▶ _Assignment_:
From the first line to the last, restate every record word for word, leaving out the pictures.

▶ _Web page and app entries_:
——————
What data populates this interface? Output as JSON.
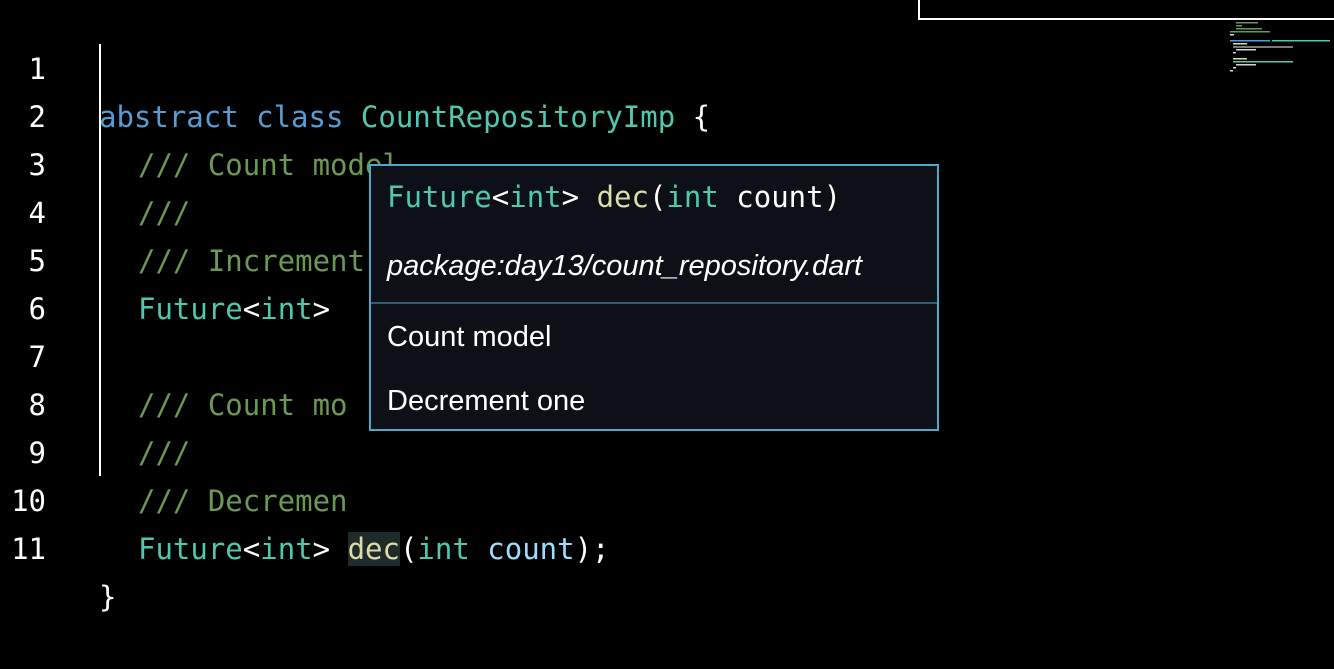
{
  "editor": {
    "line_numbers": [
      "1",
      "2",
      "3",
      "4",
      "5",
      "6",
      "7",
      "8",
      "9",
      "10",
      "11"
    ],
    "line1": {
      "kw": "abstract class",
      "cls": "CountRepositoryImp",
      "brace": "{"
    },
    "line2": "/// Count model",
    "line3": "///",
    "line4": "/// Increment one",
    "line5": {
      "type": "Future",
      "lt": "<",
      "generic": "int",
      "gt": ">"
    },
    "line7": "/// Count mo",
    "line8": "///",
    "line9": "/// Decremen",
    "line10": {
      "type": "Future",
      "lt": "<",
      "generic": "int",
      "gt": ">",
      "fn": "dec",
      "open": "(",
      "ptype": "int",
      "pname": "count",
      "close": ");"
    },
    "line11": "}"
  },
  "hover": {
    "sig_type": "Future",
    "sig_lt": "<",
    "sig_generic": "int",
    "sig_gt": ">",
    "sig_fn": "dec",
    "sig_open": "(",
    "sig_ptype": "int",
    "sig_pname": "count",
    "sig_close": ")",
    "package": "package:day13/count_repository.dart",
    "doc_line1": "Count model",
    "doc_line2": "Decrement one"
  }
}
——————
▶ _Your solution_:
What data populates this interface? Output as JSON.
{
  "editor": {
    "line_numbers": [
      "1",
      "2",
      "3",
      "4",
      "5",
      "6",
      "7",
      "8",
      "9",
      "10",
      "11"
    ],
    "line1": {
      "kw": "abstract class",
      "cls": "CountRepositoryImp",
      "brace": "{"
    },
    "line2": "/// Count model",
    "line3": "///",
    "line4": "/// Increment one",
    "line5": {
      "type": "Future",
      "lt": "<",
      "generic": "int",
      "gt": ">"
    },
    "line7": "/// Count mo",
    "line8": "///",
    "line9": "/// Decremen",
    "line10": {
      "type": "Future",
      "lt": "<",
      "generic": "int",
      "gt": ">",
      "fn": "dec",
      "open": "(",
      "ptype": "int",
      "pname": "count",
      "close": ");"
    },
    "line11": "}"
  },
  "hover": {
    "sig_type": "Future",
    "sig_lt": "<",
    "sig_generic": "int",
    "sig_gt": ">",
    "sig_fn": "dec",
    "sig_open": "(",
    "sig_ptype": "int",
    "sig_pname": "count",
    "sig_close": ")",
    "package": "package:day13/count_repository.dart",
    "doc_line1": "Count model",
    "doc_line2": "Decrement one"
  }
}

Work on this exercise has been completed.